1941 · Norway
Ludvig Eikaas is seen as an established artist, who originates from Norway. Ludvig Eikaas was born in 1941. Born in the same country and around the same year are Bjørn Ransve, Jan Groth and Marianne Heske.
Further Biographical Context for Ludvig Eikaas
Ludvig Eikaas was born in 1941 and was largely influenced creatively by the 1960s growing up. Art turned into a vehicle for dogmas and other agendas, with Pop and Minimalism appearing concurrently as the most defining art movements of the decade. Pop Art in New York city embraced the culture of mass media and mass consumerism, with Artists such as Andy Warhol, Roy Lichtenstein and Tom Wesselmann getting stimulated by television, comic strips, billboards and other products of the rise of Capitalism for their artworks.
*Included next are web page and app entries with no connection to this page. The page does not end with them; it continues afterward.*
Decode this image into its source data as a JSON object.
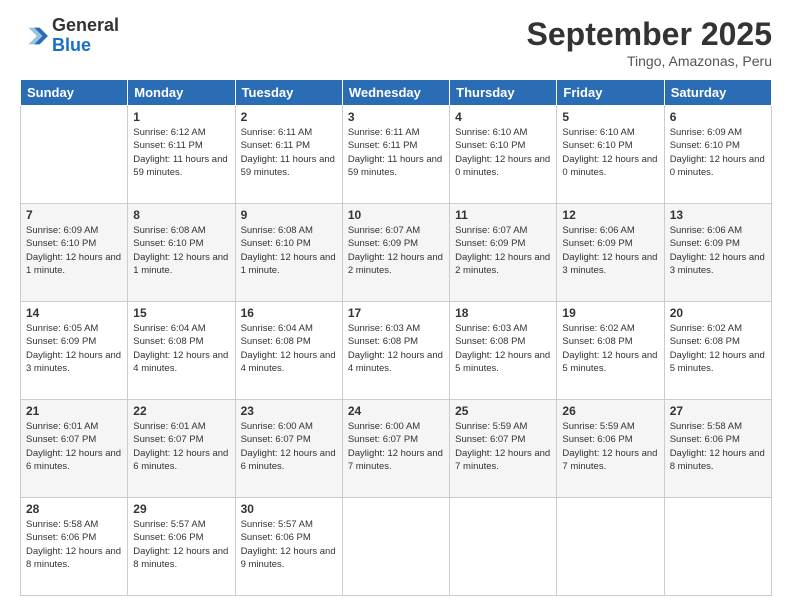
{
  "header": {
    "logo_general": "General",
    "logo_blue": "Blue",
    "month_title": "September 2025",
    "location": "Tingo, Amazonas, Peru"
  },
  "days_of_week": [
    "Sunday",
    "Monday",
    "Tuesday",
    "Wednesday",
    "Thursday",
    "Friday",
    "Saturday"
  ],
  "weeks": [
    [
      {
        "day": "",
        "info": ""
      },
      {
        "day": "1",
        "info": "Sunrise: 6:12 AM\nSunset: 6:11 PM\nDaylight: 11 hours\nand 59 minutes."
      },
      {
        "day": "2",
        "info": "Sunrise: 6:11 AM\nSunset: 6:11 PM\nDaylight: 11 hours\nand 59 minutes."
      },
      {
        "day": "3",
        "info": "Sunrise: 6:11 AM\nSunset: 6:11 PM\nDaylight: 11 hours\nand 59 minutes."
      },
      {
        "day": "4",
        "info": "Sunrise: 6:10 AM\nSunset: 6:10 PM\nDaylight: 12 hours\nand 0 minutes."
      },
      {
        "day": "5",
        "info": "Sunrise: 6:10 AM\nSunset: 6:10 PM\nDaylight: 12 hours\nand 0 minutes."
      },
      {
        "day": "6",
        "info": "Sunrise: 6:09 AM\nSunset: 6:10 PM\nDaylight: 12 hours\nand 0 minutes."
      }
    ],
    [
      {
        "day": "7",
        "info": "Sunrise: 6:09 AM\nSunset: 6:10 PM\nDaylight: 12 hours\nand 1 minute."
      },
      {
        "day": "8",
        "info": "Sunrise: 6:08 AM\nSunset: 6:10 PM\nDaylight: 12 hours\nand 1 minute."
      },
      {
        "day": "9",
        "info": "Sunrise: 6:08 AM\nSunset: 6:10 PM\nDaylight: 12 hours\nand 1 minute."
      },
      {
        "day": "10",
        "info": "Sunrise: 6:07 AM\nSunset: 6:09 PM\nDaylight: 12 hours\nand 2 minutes."
      },
      {
        "day": "11",
        "info": "Sunrise: 6:07 AM\nSunset: 6:09 PM\nDaylight: 12 hours\nand 2 minutes."
      },
      {
        "day": "12",
        "info": "Sunrise: 6:06 AM\nSunset: 6:09 PM\nDaylight: 12 hours\nand 3 minutes."
      },
      {
        "day": "13",
        "info": "Sunrise: 6:06 AM\nSunset: 6:09 PM\nDaylight: 12 hours\nand 3 minutes."
      }
    ],
    [
      {
        "day": "14",
        "info": "Sunrise: 6:05 AM\nSunset: 6:09 PM\nDaylight: 12 hours\nand 3 minutes."
      },
      {
        "day": "15",
        "info": "Sunrise: 6:04 AM\nSunset: 6:08 PM\nDaylight: 12 hours\nand 4 minutes."
      },
      {
        "day": "16",
        "info": "Sunrise: 6:04 AM\nSunset: 6:08 PM\nDaylight: 12 hours\nand 4 minutes."
      },
      {
        "day": "17",
        "info": "Sunrise: 6:03 AM\nSunset: 6:08 PM\nDaylight: 12 hours\nand 4 minutes."
      },
      {
        "day": "18",
        "info": "Sunrise: 6:03 AM\nSunset: 6:08 PM\nDaylight: 12 hours\nand 5 minutes."
      },
      {
        "day": "19",
        "info": "Sunrise: 6:02 AM\nSunset: 6:08 PM\nDaylight: 12 hours\nand 5 minutes."
      },
      {
        "day": "20",
        "info": "Sunrise: 6:02 AM\nSunset: 6:08 PM\nDaylight: 12 hours\nand 5 minutes."
      }
    ],
    [
      {
        "day": "21",
        "info": "Sunrise: 6:01 AM\nSunset: 6:07 PM\nDaylight: 12 hours\nand 6 minutes."
      },
      {
        "day": "22",
        "info": "Sunrise: 6:01 AM\nSunset: 6:07 PM\nDaylight: 12 hours\nand 6 minutes."
      },
      {
        "day": "23",
        "info": "Sunrise: 6:00 AM\nSunset: 6:07 PM\nDaylight: 12 hours\nand 6 minutes."
      },
      {
        "day": "24",
        "info": "Sunrise: 6:00 AM\nSunset: 6:07 PM\nDaylight: 12 hours\nand 7 minutes."
      },
      {
        "day": "25",
        "info": "Sunrise: 5:59 AM\nSunset: 6:07 PM\nDaylight: 12 hours\nand 7 minutes."
      },
      {
        "day": "26",
        "info": "Sunrise: 5:59 AM\nSunset: 6:06 PM\nDaylight: 12 hours\nand 7 minutes."
      },
      {
        "day": "27",
        "info": "Sunrise: 5:58 AM\nSunset: 6:06 PM\nDaylight: 12 hours\nand 8 minutes."
      }
    ],
    [
      {
        "day": "28",
        "info": "Sunrise: 5:58 AM\nSunset: 6:06 PM\nDaylight: 12 hours\nand 8 minutes."
      },
      {
        "day": "29",
        "info": "Sunrise: 5:57 AM\nSunset: 6:06 PM\nDaylight: 12 hours\nand 8 minutes."
      },
      {
        "day": "30",
        "info": "Sunrise: 5:57 AM\nSunset: 6:06 PM\nDaylight: 12 hours\nand 9 minutes."
      },
      {
        "day": "",
        "info": ""
      },
      {
        "day": "",
        "info": ""
      },
      {
        "day": "",
        "info": ""
      },
      {
        "day": "",
        "info": ""
      }
    ]
  ]
}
On the other side of the country, the West Coast in California, the first elements of what would be known as Conceptual art were blossoming. Minimalism established the crucial idea that art should subsist in its own reality, and not try to mimic the real world. Born of a desire to erase all pre-established conceptions about art, Minimalism became a radically progressive movement, highly influential worldwide, with artists such as Frank Stella, Donald Judd and Dan Flavin as key figures. Minimalism became influential through the works of artists such as Victor Vasarely and Bridget Riley, while Pop art was an essential by-product of the latter, simultaneously critiquing and glorifying popular culture. The iconic contemporary art movements that reverberated through the wave of radicalism of the 1960s also had their own distinctions and scopes, distinctive to different areas or countries. Spatialism, for instance, was established in Italy by Lucio Fontana and Piero Manzoni, and its ideologies adopted by the Zero group in Germany. Throughout Europe, the philosophy of Existentialism strongly influenced artists like Francis Bacon and Alberto Giacometti, who sought to depict the raw human emotions often connected to reflections on death and the lingering angst of the meaninglessness of life.